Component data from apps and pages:
· · · · ·

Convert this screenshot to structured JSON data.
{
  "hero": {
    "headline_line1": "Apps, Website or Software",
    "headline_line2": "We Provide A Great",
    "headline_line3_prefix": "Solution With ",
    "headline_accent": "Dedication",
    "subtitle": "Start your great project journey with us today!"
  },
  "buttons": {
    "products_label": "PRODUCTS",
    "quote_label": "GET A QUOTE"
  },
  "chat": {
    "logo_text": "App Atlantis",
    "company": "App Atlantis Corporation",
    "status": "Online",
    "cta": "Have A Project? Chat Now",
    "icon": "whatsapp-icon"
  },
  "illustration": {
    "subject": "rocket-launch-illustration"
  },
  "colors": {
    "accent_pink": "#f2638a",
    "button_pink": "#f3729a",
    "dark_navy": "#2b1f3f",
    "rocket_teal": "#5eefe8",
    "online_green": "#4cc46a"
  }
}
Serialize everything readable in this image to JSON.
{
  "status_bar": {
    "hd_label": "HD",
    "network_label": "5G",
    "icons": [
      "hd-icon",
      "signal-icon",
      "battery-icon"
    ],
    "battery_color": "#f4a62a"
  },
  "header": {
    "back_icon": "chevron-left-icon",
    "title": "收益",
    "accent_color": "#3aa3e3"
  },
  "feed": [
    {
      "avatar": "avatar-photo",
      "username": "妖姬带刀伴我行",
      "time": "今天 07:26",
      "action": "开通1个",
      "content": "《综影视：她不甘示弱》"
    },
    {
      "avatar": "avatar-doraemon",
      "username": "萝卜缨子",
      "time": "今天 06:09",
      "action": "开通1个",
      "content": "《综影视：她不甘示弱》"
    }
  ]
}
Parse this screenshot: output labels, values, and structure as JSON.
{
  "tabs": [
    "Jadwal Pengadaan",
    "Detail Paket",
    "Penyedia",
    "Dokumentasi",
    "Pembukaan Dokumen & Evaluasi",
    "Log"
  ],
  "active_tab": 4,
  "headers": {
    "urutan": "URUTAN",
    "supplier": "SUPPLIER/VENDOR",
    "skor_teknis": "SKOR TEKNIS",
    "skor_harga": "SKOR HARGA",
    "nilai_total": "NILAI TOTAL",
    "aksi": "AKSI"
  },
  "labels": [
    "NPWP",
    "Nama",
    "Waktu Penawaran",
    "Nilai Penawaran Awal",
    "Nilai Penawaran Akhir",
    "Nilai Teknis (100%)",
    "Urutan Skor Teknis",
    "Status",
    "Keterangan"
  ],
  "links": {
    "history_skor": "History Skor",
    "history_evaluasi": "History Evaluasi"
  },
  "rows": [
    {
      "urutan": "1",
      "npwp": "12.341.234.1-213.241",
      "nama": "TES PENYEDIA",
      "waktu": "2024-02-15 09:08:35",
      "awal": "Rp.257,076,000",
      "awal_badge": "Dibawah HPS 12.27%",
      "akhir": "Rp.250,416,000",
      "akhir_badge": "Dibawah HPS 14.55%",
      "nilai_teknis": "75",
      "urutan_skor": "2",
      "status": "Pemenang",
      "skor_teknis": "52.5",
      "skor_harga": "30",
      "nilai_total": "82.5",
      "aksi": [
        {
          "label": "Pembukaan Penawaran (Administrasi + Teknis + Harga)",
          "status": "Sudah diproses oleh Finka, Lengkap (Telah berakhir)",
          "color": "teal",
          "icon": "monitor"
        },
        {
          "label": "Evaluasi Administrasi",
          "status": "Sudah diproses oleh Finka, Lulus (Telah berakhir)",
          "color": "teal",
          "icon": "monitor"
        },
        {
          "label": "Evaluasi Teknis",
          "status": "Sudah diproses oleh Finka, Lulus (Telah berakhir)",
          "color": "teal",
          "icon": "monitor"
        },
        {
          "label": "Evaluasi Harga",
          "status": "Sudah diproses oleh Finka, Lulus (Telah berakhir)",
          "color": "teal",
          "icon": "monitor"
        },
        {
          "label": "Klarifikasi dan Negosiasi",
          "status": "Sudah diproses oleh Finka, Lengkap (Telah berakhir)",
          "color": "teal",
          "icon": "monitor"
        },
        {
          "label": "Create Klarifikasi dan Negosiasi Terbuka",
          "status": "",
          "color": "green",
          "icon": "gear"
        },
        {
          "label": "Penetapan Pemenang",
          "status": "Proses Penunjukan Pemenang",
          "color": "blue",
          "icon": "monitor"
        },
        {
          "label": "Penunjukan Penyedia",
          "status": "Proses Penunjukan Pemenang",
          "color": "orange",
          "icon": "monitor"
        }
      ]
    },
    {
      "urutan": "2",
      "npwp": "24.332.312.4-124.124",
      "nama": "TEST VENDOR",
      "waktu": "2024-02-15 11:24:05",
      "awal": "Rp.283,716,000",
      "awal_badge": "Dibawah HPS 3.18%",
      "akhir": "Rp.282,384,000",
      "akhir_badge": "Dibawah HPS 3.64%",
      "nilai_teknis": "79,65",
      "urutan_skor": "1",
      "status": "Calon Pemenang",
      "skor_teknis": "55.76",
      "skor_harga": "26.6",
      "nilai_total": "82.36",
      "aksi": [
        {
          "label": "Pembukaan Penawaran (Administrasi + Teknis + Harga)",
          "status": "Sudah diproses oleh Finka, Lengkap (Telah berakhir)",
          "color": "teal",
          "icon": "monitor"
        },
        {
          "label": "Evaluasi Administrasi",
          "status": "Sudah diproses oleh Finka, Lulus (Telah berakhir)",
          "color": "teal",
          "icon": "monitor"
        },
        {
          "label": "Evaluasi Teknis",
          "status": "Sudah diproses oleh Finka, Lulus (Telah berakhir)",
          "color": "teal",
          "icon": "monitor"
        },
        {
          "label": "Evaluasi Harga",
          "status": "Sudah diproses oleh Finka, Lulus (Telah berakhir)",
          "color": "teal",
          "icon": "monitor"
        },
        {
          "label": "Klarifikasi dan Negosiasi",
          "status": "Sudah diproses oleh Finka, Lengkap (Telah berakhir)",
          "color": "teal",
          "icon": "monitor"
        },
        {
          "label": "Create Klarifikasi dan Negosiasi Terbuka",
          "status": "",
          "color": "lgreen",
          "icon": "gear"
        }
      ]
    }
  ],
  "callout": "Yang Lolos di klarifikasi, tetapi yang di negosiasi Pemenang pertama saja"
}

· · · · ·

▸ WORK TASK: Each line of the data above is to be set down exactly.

▸ WORKED SOLUTION:
Convert this screenshot to structured JSON data.
{
  "hero": {
    "headline_line1": "Apps, Website or Software",
    "headline_line2": "We Provide A Great",
    "headline_line3_prefix": "Solution With ",
    "headline_accent": "Dedication",
    "subtitle": "Start your great project journey with us today!"
  },
  "buttons": {
    "products_label": "PRODUCTS",
    "quote_label": "GET A QUOTE"
  },
  "chat": {
    "logo_text": "App Atlantis",
    "company": "App Atlantis Corporation",
    "status": "Online",
    "cta": "Have A Project? Chat Now",
    "icon": "whatsapp-icon"
  },
  "illustration": {
    "subject": "rocket-launch-illustration"
  },
  "colors": {
    "accent_pink": "#f2638a",
    "button_pink": "#f3729a",
    "dark_navy": "#2b1f3f",
    "rocket_teal": "#5eefe8",
    "online_green": "#4cc46a"
  }
}
Serialize everything readable in this image to JSON.
{
  "status_bar": {
    "hd_label": "HD",
    "network_label": "5G",
    "icons": [
      "hd-icon",
      "signal-icon",
      "battery-icon"
    ],
    "battery_color": "#f4a62a"
  },
  "header": {
    "back_icon": "chevron-left-icon",
    "title": "收益",
    "accent_color": "#3aa3e3"
  },
  "feed": [
    {
      "avatar": "avatar-photo",
      "username": "妖姬带刀伴我行",
      "time": "今天 07:26",
      "action": "开通1个",
      "content": "《综影视：她不甘示弱》"
    },
    {
      "avatar": "avatar-doraemon",
      "username": "萝卜缨子",
      "time": "今天 06:09",
      "action": "开通1个",
      "content": "《综影视：她不甘示弱》"
    }
  ]
}
Parse this screenshot: output labels, values, and structure as JSON.
{
  "tabs": [
    "Jadwal Pengadaan",
    "Detail Paket",
    "Penyedia",
    "Dokumentasi",
    "Pembukaan Dokumen & Evaluasi",
    "Log"
  ],
  "active_tab": 4,
  "headers": {
    "urutan": "URUTAN",
    "supplier": "SUPPLIER/VENDOR",
    "skor_teknis": "SKOR TEKNIS",
    "skor_harga": "SKOR HARGA",
    "nilai_total": "NILAI TOTAL",
    "aksi": "AKSI"
  },
  "labels": [
    "NPWP",
    "Nama",
    "Waktu Penawaran",
    "Nilai Penawaran Awal",
    "Nilai Penawaran Akhir",
    "Nilai Teknis (100%)",
    "Urutan Skor Teknis",
    "Status",
    "Keterangan"
  ],
  "links": {
    "history_skor": "History Skor",
    "history_evaluasi": "History Evaluasi"
  },
  "rows": [
    {
      "urutan": "1",
      "npwp": "12.341.234.1-213.241",
      "nama": "TES PENYEDIA",
      "waktu": "2024-02-15 09:08:35",
      "awal": "Rp.257,076,000",
      "awal_badge": "Dibawah HPS 12.27%",
      "akhir": "Rp.250,416,000",
      "akhir_badge": "Dibawah HPS 14.55%",
      "nilai_teknis": "75",
      "urutan_skor": "2",
      "status": "Pemenang",
      "skor_teknis": "52.5",
      "skor_harga": "30",
      "nilai_total": "82.5",
      "aksi": [
        {
          "label": "Pembukaan Penawaran (Administrasi + Teknis + Harga)",
          "status": "Sudah diproses oleh Finka, Lengkap (Telah berakhir)",
          "color": "teal",
          "icon": "monitor"
        },
        {
          "label": "Evaluasi Administrasi",
          "status": "Sudah diproses oleh Finka, Lulus (Telah berakhir)",
          "color": "teal",
          "icon": "monitor"
        },
        {
          "label": "Evaluasi Teknis",
          "status": "Sudah diproses oleh Finka, Lulus (Telah berakhir)",
          "color": "teal",
          "icon": "monitor"
        },
        {
          "label": "Evaluasi Harga",
          "status": "Sudah diproses oleh Finka, Lulus (Telah berakhir)",
          "color": "teal",
          "icon": "monitor"
        },
        {
          "label": "Klarifikasi dan Negosiasi",
          "status": "Sudah diproses oleh Finka, Lengkap (Telah berakhir)",
          "color": "teal",
          "icon": "monitor"
        },
        {
          "label": "Create Klarifikasi dan Negosiasi Terbuka",
          "status": "",
          "color": "green",
          "icon": "gear"
        },
        {
          "label": "Penetapan Pemenang",
          "status": "Proses Penunjukan Pemenang",
          "color": "blue",
          "icon": "monitor"
        },
        {
          "label": "Penunjukan Penyedia",
          "status": "Proses Penunjukan Pemenang",
          "color": "orange",
          "icon": "monitor"
        }
      ]
    },
    {
      "urutan": "2",
      "npwp": "24.332.312.4-124.124",
      "nama": "TEST VENDOR",
      "waktu": "2024-02-15 11:24:05",
      "awal": "Rp.283,716,000",
      "awal_badge": "Dibawah HPS 3.18%",
      "akhir": "Rp.282,384,000",
      "akhir_badge": "Dibawah HPS 3.64%",
      "nilai_teknis": "79,65",
      "urutan_skor": "1",
      "status": "Calon Pemenang",
      "skor_teknis": "55.76",
      "skor_harga": "26.6",
      "nilai_total": "82.36",
      "aksi": [
        {
          "label": "Pembukaan Penawaran (Administrasi + Teknis + Harga)",
          "status": "Sudah diproses oleh Finka, Lengkap (Telah berakhir)",
          "color": "teal",
          "icon": "monitor"
        },
        {
          "label": "Evaluasi Administrasi",
          "status": "Sudah diproses oleh Finka, Lulus (Telah berakhir)",
          "color": "teal",
          "icon": "monitor"
        },
        {
          "label": "Evaluasi Teknis",
          "status": "Sudah diproses oleh Finka, Lulus (Telah berakhir)",
          "color": "teal",
          "icon": "monitor"
        },
        {
          "label": "Evaluasi Harga",
          "status": "Sudah diproses oleh Finka, Lulus (Telah berakhir)",
          "color": "teal",
          "icon": "monitor"
        },
        {
          "label": "Klarifikasi dan Negosiasi",
          "status": "Sudah diproses oleh Finka, Lengkap (Telah berakhir)",
          "color": "teal",
          "icon": "monitor"
        },
        {
          "label": "Create Klarifikasi dan Negosiasi Terbuka",
          "status": "",
          "color": "lgreen",
          "icon": "gear"
        }
      ]
    }
  ],
  "callout": "Yang Lolos di klarifikasi, tetapi yang di negosiasi Pemenang pertama saja"
}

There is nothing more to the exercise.